The analysts looked at the correlation between the total number of posts mentioning Tesla and its stock return, as well as the relationship between changes in post count and returns. They found that each has a “statistically significant relationship.”
Barclays said that tracking changes in total post counts about Tesla from day to day is the more “valid statistical test.” Analysts led by Ryan Preclaw noted an increase of seven or more submissions from one day to the next has been predictive of outsized returns for Tesla shares on the third day.
Tesla stock has slumped in recent days, which Barclay’s noted was correlated with fewer posts mentioning $TSLA or TSLA on r/WallStreetBets. However, this could probably be explained as having more to do with other factors like increased competition, the halt of Model Y sales, and Musk’s curious decision to bet a huge amount of Tesla’s money on notoriously unstable Bitcoin (which also took a dive today.) The investment bank’s analysts also wrote that the findings relied on a small sample size and whatever may be going on is “simply such a new phenomenon that there isn’t enough proper history to gain full confidence that it will behave similarly in the future as it has in the past,” according to CNBC.

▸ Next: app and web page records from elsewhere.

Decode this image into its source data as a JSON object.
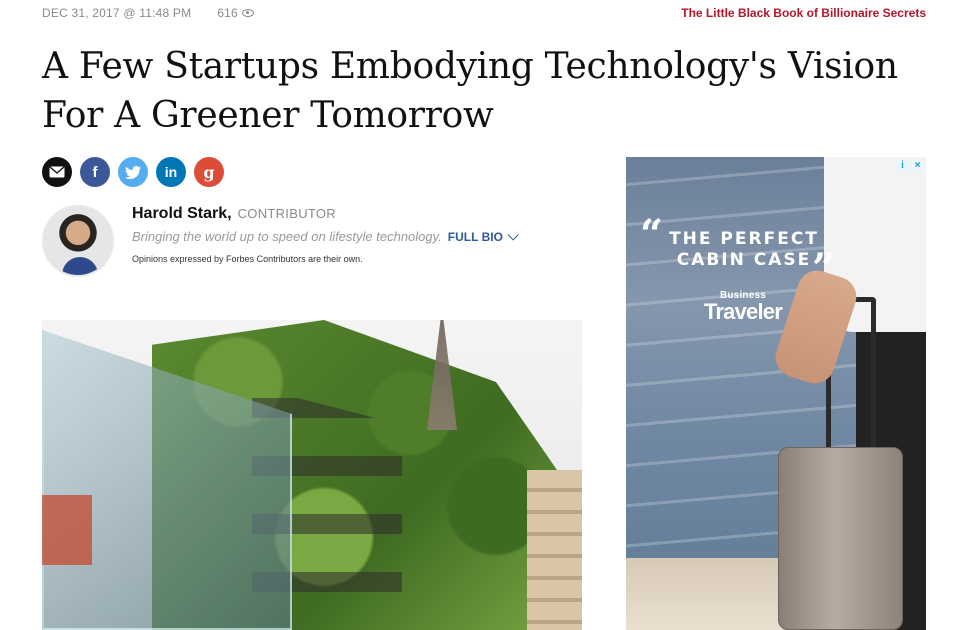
{
  "meta": {
    "date": "DEC 31, 2017 @ 11:48 PM",
    "views": "616"
  },
  "promo_link": "The Little Black Book of Billionaire Secrets",
  "article": {
    "headline": "A Few Startups Embodying Technology's Vision For A Greener Tomorrow"
  },
  "share": {
    "email_icon": "envelope-icon",
    "facebook_glyph": "f",
    "twitter_icon": "twitter-bird-icon",
    "linkedin_glyph": "in",
    "googleplus_glyph": "g"
  },
  "author": {
    "name": "Harold Stark",
    "separator": ",",
    "role": "CONTRIBUTOR",
    "bio": "Bringing the world up to speed on lifestyle technology.",
    "full_bio_label": "FULL BIO",
    "disclaimer": "Opinions expressed by Forbes Contributors are their own."
  },
  "ad": {
    "quote_open": "“",
    "quote_close": "”",
    "line1": "THE PERFECT",
    "line2": "CABIN CASE",
    "brand_small": "Business",
    "brand_big": "Traveler",
    "adchoice_info": "i",
    "adchoice_close": "×"
  },
  "colors": {
    "promo_red": "#b3162a",
    "full_bio_blue": "#2d5a9b",
    "facebook": "#3b5998",
    "twitter": "#55acee",
    "linkedin": "#0077b5",
    "googleplus": "#dd4b39"
  }
}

The focus on the role of organized Redditors in the GameStop trading surge has somewhat obscured the fact that traditional Wall Street elites also got clued into the action and helped pump the video game retailer’s stock for massive profits. r/WallStreetBet’s defenders have argued that they are legitimate, passionate investors rather than market manipulators and that the controversy over the subreddit is a reactionary backlash against little guys (well, some of them) turning a big profit for once.

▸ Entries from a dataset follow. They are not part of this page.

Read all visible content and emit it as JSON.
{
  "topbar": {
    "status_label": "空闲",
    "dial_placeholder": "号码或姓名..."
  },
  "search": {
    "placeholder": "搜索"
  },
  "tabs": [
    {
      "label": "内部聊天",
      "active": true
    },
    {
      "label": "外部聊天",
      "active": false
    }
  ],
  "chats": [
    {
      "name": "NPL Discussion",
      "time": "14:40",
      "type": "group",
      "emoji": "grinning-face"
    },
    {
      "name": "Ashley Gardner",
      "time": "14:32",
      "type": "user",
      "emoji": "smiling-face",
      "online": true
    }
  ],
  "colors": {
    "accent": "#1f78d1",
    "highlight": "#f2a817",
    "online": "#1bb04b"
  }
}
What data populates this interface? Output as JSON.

The Securities and Exchange Commission has issued vague warnings to everyone involved without taking any action, while one of the more prominent r/WallStreetBets users, YouTube’s “Roaring Kitty”/Reddit’s “DeepFuckingValue”, is facing a proposed class action lawsuit. Hearings in Congress last week largely focused on the role of stock trading app Robinhood in the GameStop short squeeze—and whether it screwed over its customers by halting trading in affected stocks—rather than Reddit.